I have listed those that you are likely to come across, because some collectors have acquired some quite esoteric species and hybrids, imported legitimately to meet the AQIS quarantine requirements. For further reference start with the Bromeliad Society of Australia's 112 page booklet, Growing Bromeliads, published by Kangaroo Press, second edition 1990. If your interest is sustained then you may be ready for the 448 page standard reference The Bromeliad Lexicon by Werner Rauh, the English Edition of 1990 is published by Blandford in the UK, but available locally at around $65!

Hardy species recommended for Adelaide, Perth in Australia and comparable Mediterranean climates :

T. tectorum silvery scales on the bracts becoming red at the tips, inconspicuous flowers, leaves up to 20cm long, needs bright sunny site with very light watering.

T. xerographica silvery grey leaves 10cm long and nearly round, red sheath to the 40cm spike and needs very bright sunny site.

T. bulbosa "Squid plant", with an egg-shaped swelling like a bulb and slender leaves that circle a margenta spike, likes some humidity and I love it!

T. jucunda little spiky silver leaves to 15cm long, the flower is a lovely lemon yellow and sweetly perfumed.

T. geminiflora they resemble miniature pineapples with leaves to 15cm long and tinged in pink, because of the name just has to be mounted in pairs and is quite easily grown.

T. stricta densely grey-scaled small leaves to 10cm long, with blue petals contrasting against the brilliant red bracts on the flower spike. Easily grown and flowers prolifically.

T. streptophylla "Curly Locks" grows to 30cm tall large spoon shaped leaves that curl into ringlocks, very decorative with masses of pink and light blue spikes. Needs bright sunny conditions.

T. usneoides "Spanish Moss" although it grows freely, it has to be divided into fairly large clumps in these climates or else it will atrophy. The flowers are not discernible.

Recommended species for Melbourne, Canberra, Hobart and cool temperate areas:

T. aeranthos only grows to about 15cm but the masses of leaves form a dense rosette, the spikes are red with contrasting purple and blue flowers.

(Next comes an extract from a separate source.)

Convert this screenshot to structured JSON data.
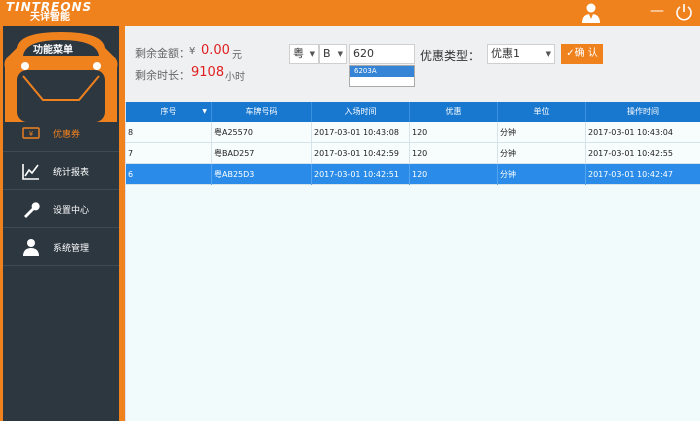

T. bergeri easily grown and forms clumps very readily. Its flowers are blue and white on a short spike.

As well as these, T. stricta , T. jucunda and T. geminiflora are all are good starters and described under the Adelaide and Perth recommendations.

Hardy species for Sydney, Newcastle, Brisbane and north to Rockhampton, as well as sub-tropical humid areas:

T. streptophylla grows to 45cm tall large spoon shaped leaves that don't seem to curl in the tropics, still very decorative with masses of pink and light blue spikes. Needs bright sunny open aspect.

T. variabilis (syn.T. valenzuelana ) grows to 45cm in the north with the leaves tinged pink and lilac flowers. Needs bright sunny conditions.

T. jucunda little spiky silver leaves to 20cm long, the flower is a lovely lemon yellow and sweetly perfumed.

T. polystachya a larger plant that forms dense rosettes with reddish-green bracts and blue flowers, that colour up much better in northern climates. Likes damp and shady conditions.

T. cyanea and T. lindenii are similar species that mostly have compact rosettes and slender leaves to 30cm long and stunning bright violet flowers. Both need humidity and partial shade.

T. complanata a most obliging plant with carmine and violet flowers that go on forever, has no offsets and can only be grown from seed, so your patience is required. Likes cool and moist conditions even in the sub-tropics.

T. usneoides "Spanish Moss" grows vigorously and makes a wonderful backdrop to a greenhouse.

While many of these grey-leaved species thrive in sub tropical and tropical climates they don't seem to flower as readily, so our friends in Perth and Adelaide may grow them more slowly but they flower them more regularly.